As we celebrate this milestone, this walk is symbolic of Braid’s earliest days, when we were new to the city of San Francisco and new to this work and totally unprepared for how steep the hills would be (literally and figuratively).
But we climbed them anyway, taking one step at a time to gain the trust of social services agencies, other nonprofit partners working with youth, prospective volunteers, and the youth and families we work with.
There are still struggles, but we are stronger and just as stubborn!
We are walking in honor of our volunteers, who give so generously of themselves and their resources every single week.
In five years, we have welcomed almost 300 people to Braid trainings, and over half of them have gone on to complete the process of becoming a volunteer. Today there are 74 active Braid volunteers, with more joining every week.
These volunteers have walked their youth through school transitions, home transitions, exploring identity, self-doubt, and all the normal throes of adolescence. By showing up every week, they help our youth truly begin to believe in their dignity and worth and rise above the wounds of abuse and abandonment they carry.
We never want our amazing volunteers to feel a financial burden because of their service.
Your support helps us host All-Braid events and thank-you dinners for volunteers so they can connect and be part of a larger community, and it helps us cover the costs of transportation and special outings.

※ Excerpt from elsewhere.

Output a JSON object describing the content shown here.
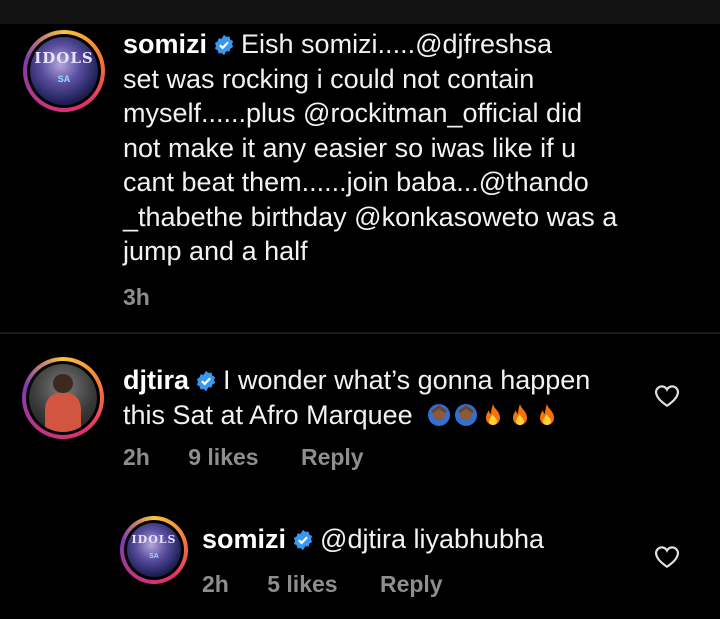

We are walking to help Braid grow into its next five years.
Across the board, we hear that Braid’s unique mentoring model works, providing steady support for youth who haven’t had enough long-term positive adult relationships.
Whereas the average tenure of most social services providers can be just a few months, we have ten youth who have been matched with a Braid team for two years or longer, and 80% of the mentors on those teams have been active for more than a year of that time.
Our volunteers are able to make this commitment because Braid’s team model ensures that they never feel alone in this work.
And our model is effective because we are able to tell youth that their mentors are not paid to spend time with them. Braid is never paid for its services, and we are able to stay with youth long-term because we are not dependent on government funding.
As our program spreads throughout the Bay Area and more and more volunteers find their way to this mission, we want to be able to provide the tools to help them succeed.